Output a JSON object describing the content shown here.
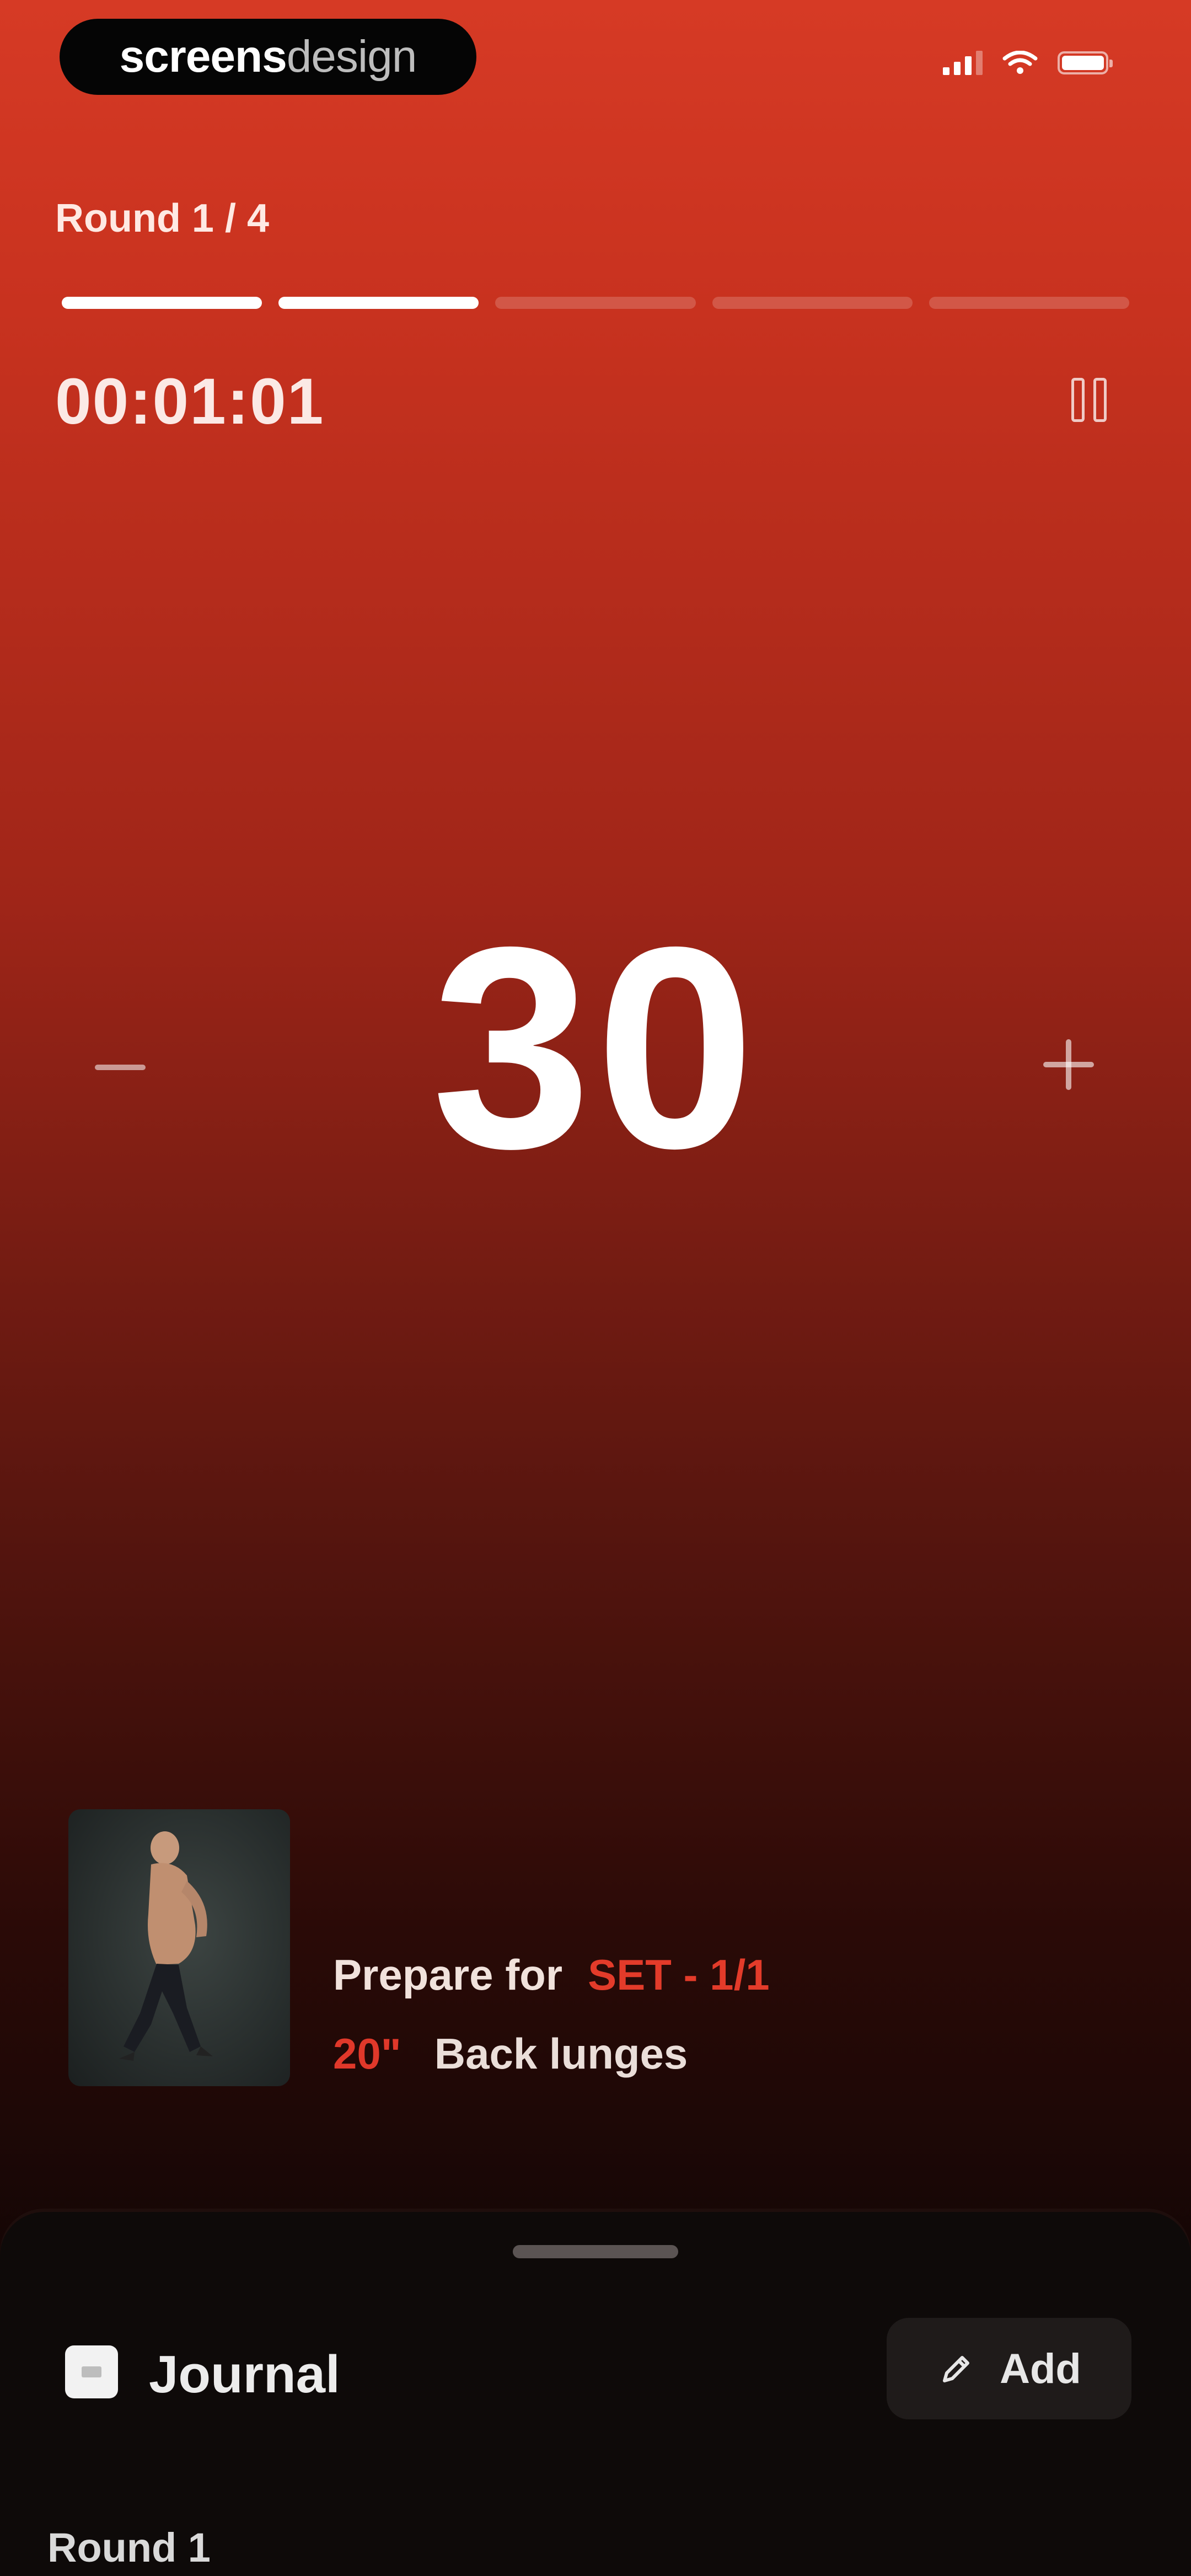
{
  "status_bar": {
    "brand_part1": "screens",
    "brand_part2": "design",
    "icons": [
      "signal-icon",
      "wifi-icon",
      "battery-icon"
    ]
  },
  "workout": {
    "round_label": "Round 1 / 4",
    "progress": {
      "segments_total": 5,
      "segments_completed": 2
    },
    "elapsed": "00:01:01",
    "counter": "30"
  },
  "next_exercise": {
    "prepare_label": "Prepare for",
    "set_label": "SET - 1/1",
    "duration": "20\"",
    "exercise_name": "Back lunges"
  },
  "journal": {
    "title": "Journal",
    "add_label": "Add",
    "first_round": "Round 1"
  },
  "colors": {
    "accent_red": "#e0382a",
    "gradient_top": "#d63a25",
    "gradient_bottom": "#0c0504",
    "sheet_bg": "#0e0a09"
  }
}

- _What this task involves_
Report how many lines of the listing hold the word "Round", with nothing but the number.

- _Problem solution_
2